Material for the task:
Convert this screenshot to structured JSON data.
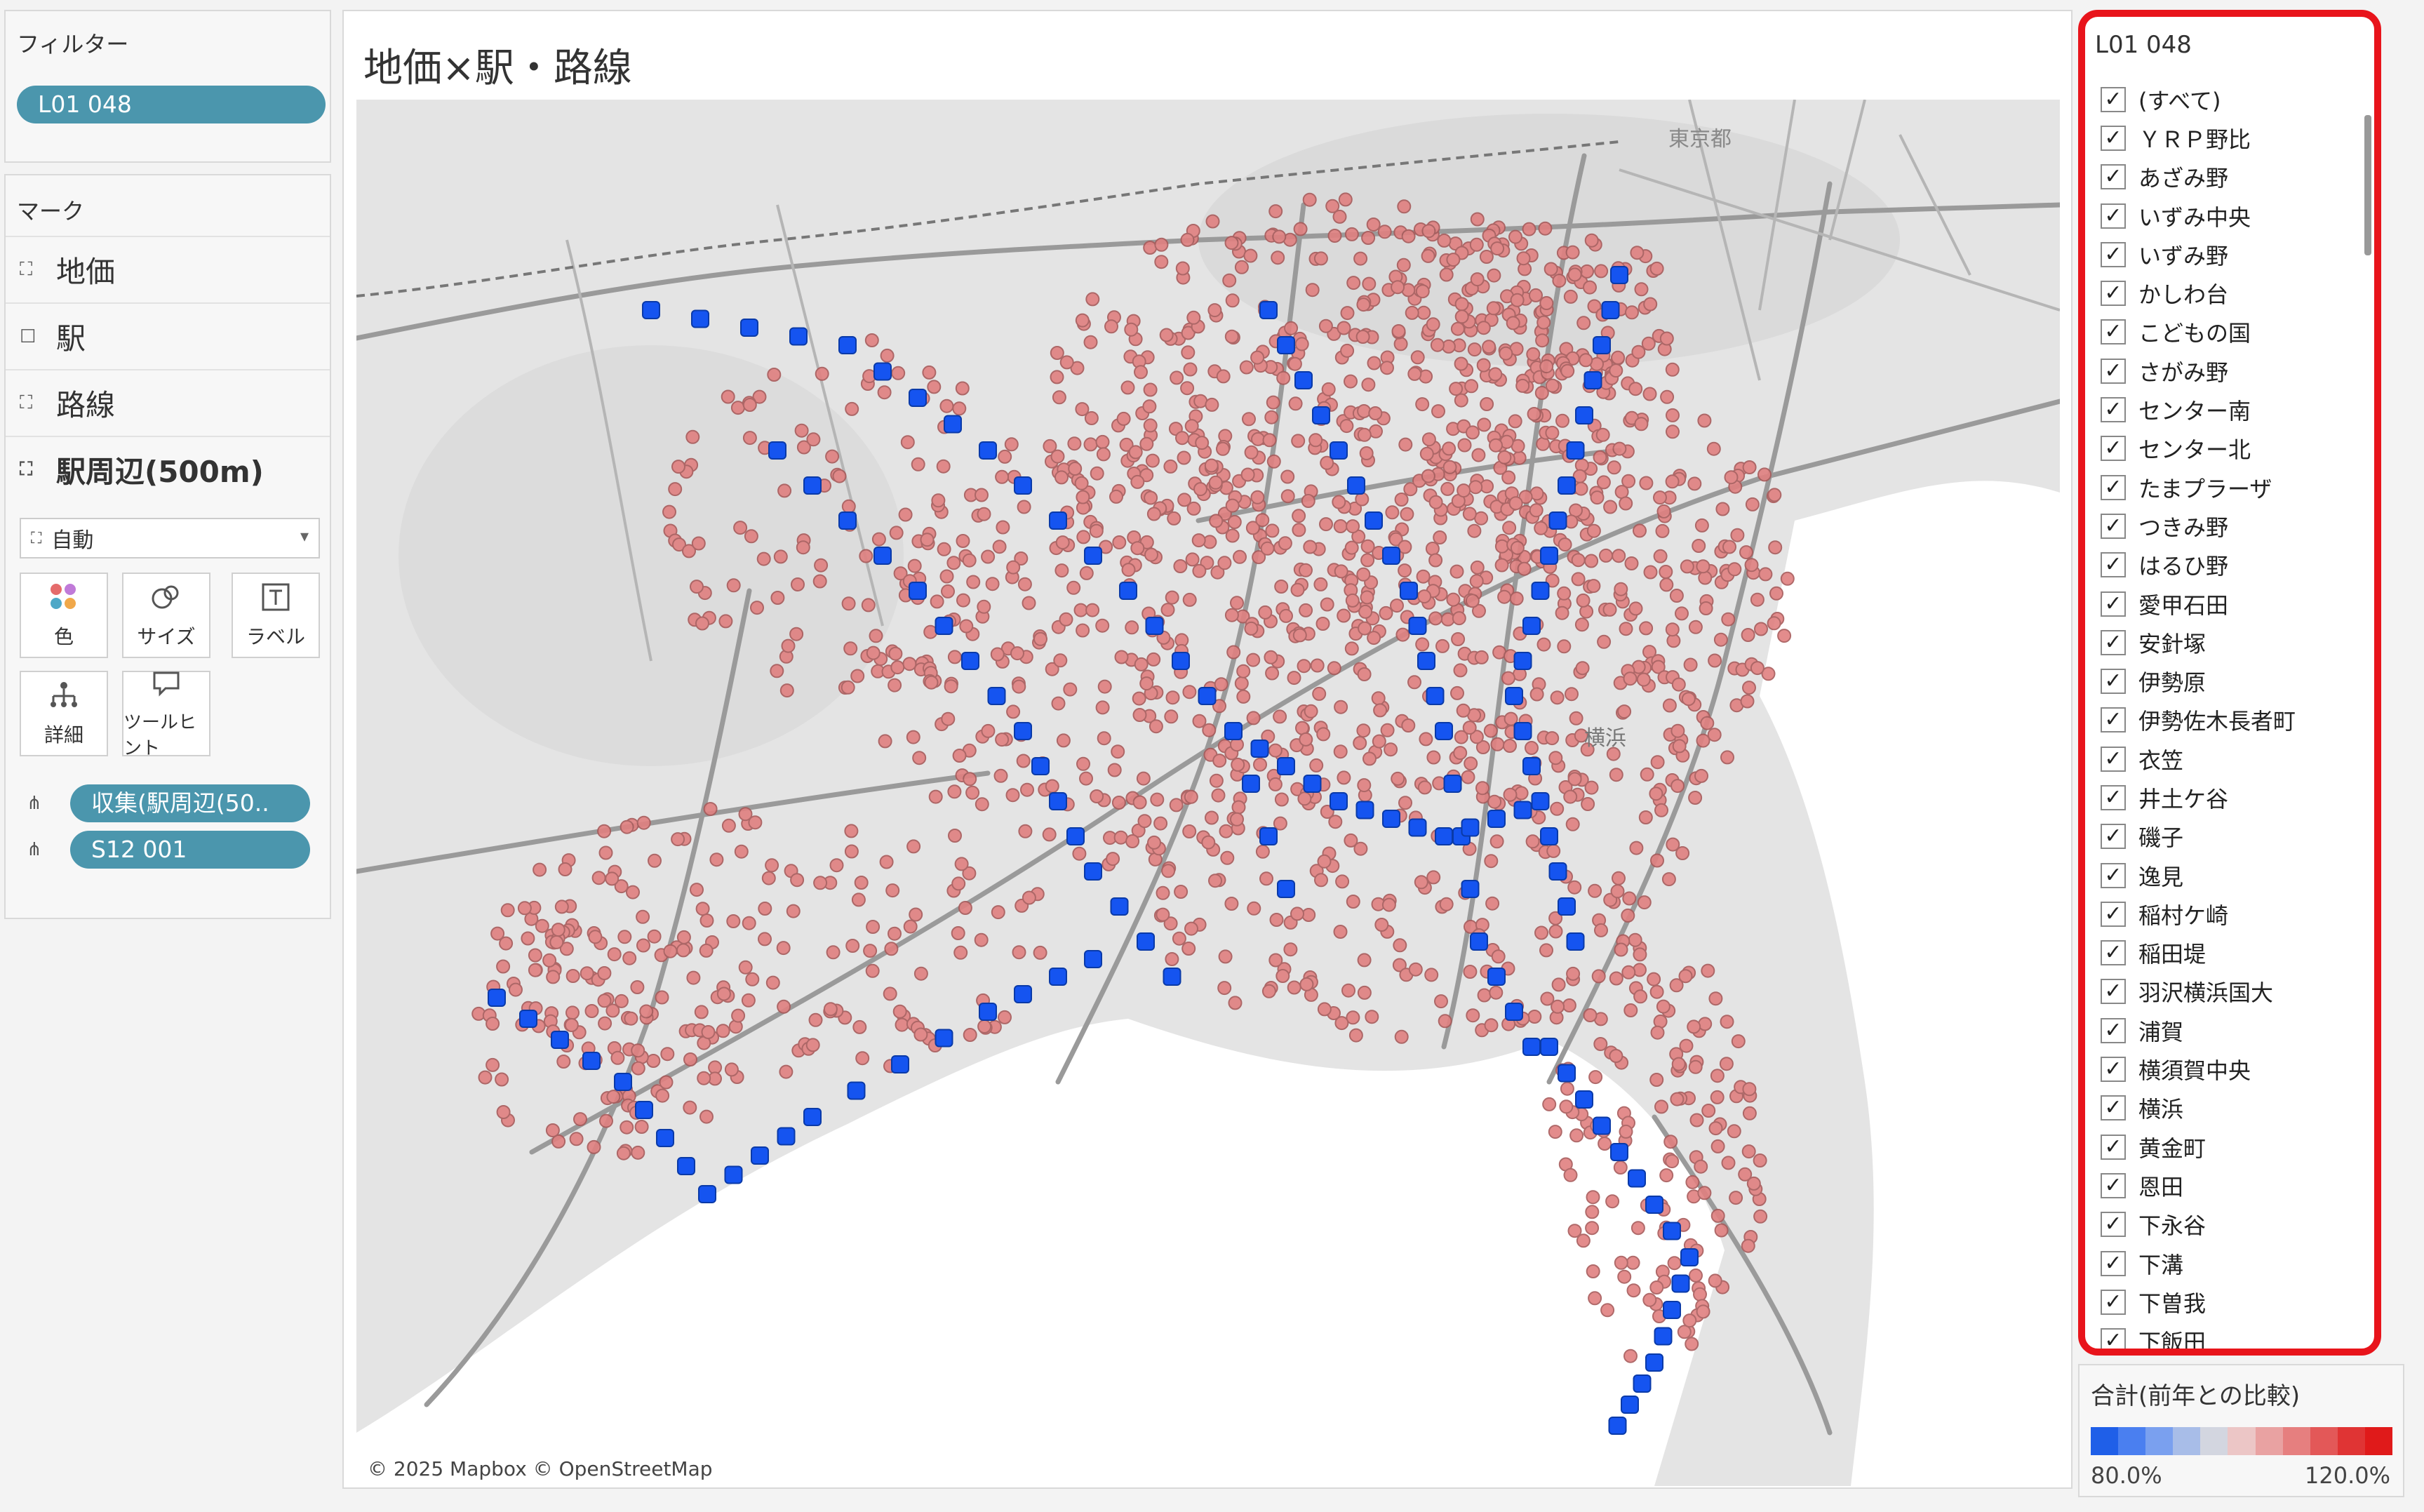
{
  "filters": {
    "title": "フィルター",
    "pill": "L01 048"
  },
  "marks": {
    "title": "マーク",
    "layers": [
      {
        "label": "地価",
        "icon": "map-layer-icon"
      },
      {
        "label": "駅",
        "icon": "square-icon"
      },
      {
        "label": "路線",
        "icon": "map-layer-icon"
      },
      {
        "label": "駅周辺(500m)",
        "icon": "map-layer-icon"
      }
    ],
    "mark_type": "自動",
    "cards": {
      "color": "色",
      "size": "サイズ",
      "label": "ラベル",
      "detail": "詳細",
      "tooltip": "ツールヒント"
    },
    "detail_pills": [
      "収集(駅周辺(50..",
      "S12 001"
    ]
  },
  "worksheet": {
    "title": "地価×駅・路線",
    "map_labels": {
      "tokyo": "東京都",
      "yokohama": "横浜"
    },
    "attribution": "© 2025 Mapbox © OpenStreetMap"
  },
  "filter_panel": {
    "title": "L01 048",
    "items": [
      "(すべて)",
      "ＹＲＰ野比",
      "あざみ野",
      "いずみ中央",
      "いずみ野",
      "かしわ台",
      "こどもの国",
      "さがみ野",
      "センター南",
      "センター北",
      "たまプラーザ",
      "つきみ野",
      "はるひ野",
      "愛甲石田",
      "安針塚",
      "伊勢原",
      "伊勢佐木長者町",
      "衣笠",
      "井土ケ谷",
      "磯子",
      "逸見",
      "稲村ケ崎",
      "稲田堤",
      "羽沢横浜国大",
      "浦賀",
      "横須賀中央",
      "横浜",
      "黄金町",
      "恩田",
      "下永谷",
      "下溝",
      "下曽我",
      "下飯田"
    ],
    "checked_mark": "✓"
  },
  "legend": {
    "title": "合計(前年との比較)",
    "min_label": "80.0%",
    "max_label": "120.0%",
    "colors": [
      "#1f5fe8",
      "#4a7ff0",
      "#7aa0ef",
      "#a8bde8",
      "#d3d6e0",
      "#ecc6c6",
      "#e9a2a2",
      "#e67f7f",
      "#e35858",
      "#e03434",
      "#e01a1a"
    ]
  },
  "colors": {
    "pill": "#4b96ad",
    "highlight_border": "#e8141b",
    "station_blue": "#1554f0",
    "land_price_red": "#e06464"
  }
}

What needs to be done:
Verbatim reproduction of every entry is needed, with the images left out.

Answer to this exercise:
Convert this screenshot to structured JSON data.
{
  "filters": {
    "title": "フィルター",
    "pill": "L01 048"
  },
  "marks": {
    "title": "マーク",
    "layers": [
      {
        "label": "地価",
        "icon": "map-layer-icon"
      },
      {
        "label": "駅",
        "icon": "square-icon"
      },
      {
        "label": "路線",
        "icon": "map-layer-icon"
      },
      {
        "label": "駅周辺(500m)",
        "icon": "map-layer-icon"
      }
    ],
    "mark_type": "自動",
    "cards": {
      "color": "色",
      "size": "サイズ",
      "label": "ラベル",
      "detail": "詳細",
      "tooltip": "ツールヒント"
    },
    "detail_pills": [
      "収集(駅周辺(50..",
      "S12 001"
    ]
  },
  "worksheet": {
    "title": "地価×駅・路線",
    "map_labels": {
      "tokyo": "東京都",
      "yokohama": "横浜"
    },
    "attribution": "© 2025 Mapbox © OpenStreetMap"
  },
  "filter_panel": {
    "title": "L01 048",
    "items": [
      "(すべて)",
      "ＹＲＰ野比",
      "あざみ野",
      "いずみ中央",
      "いずみ野",
      "かしわ台",
      "こどもの国",
      "さがみ野",
      "センター南",
      "センター北",
      "たまプラーザ",
      "つきみ野",
      "はるひ野",
      "愛甲石田",
      "安針塚",
      "伊勢原",
      "伊勢佐木長者町",
      "衣笠",
      "井土ケ谷",
      "磯子",
      "逸見",
      "稲村ケ崎",
      "稲田堤",
      "羽沢横浜国大",
      "浦賀",
      "横須賀中央",
      "横浜",
      "黄金町",
      "恩田",
      "下永谷",
      "下溝",
      "下曽我",
      "下飯田"
    ],
    "checked_mark": "✓"
  },
  "legend": {
    "title": "合計(前年との比較)",
    "min_label": "80.0%",
    "max_label": "120.0%",
    "colors": [
      "#1f5fe8",
      "#4a7ff0",
      "#7aa0ef",
      "#a8bde8",
      "#d3d6e0",
      "#ecc6c6",
      "#e9a2a2",
      "#e67f7f",
      "#e35858",
      "#e03434",
      "#e01a1a"
    ]
  },
  "colors": {
    "pill": "#4b96ad",
    "highlight_border": "#e8141b",
    "station_blue": "#1554f0",
    "land_price_red": "#e06464"
  }
}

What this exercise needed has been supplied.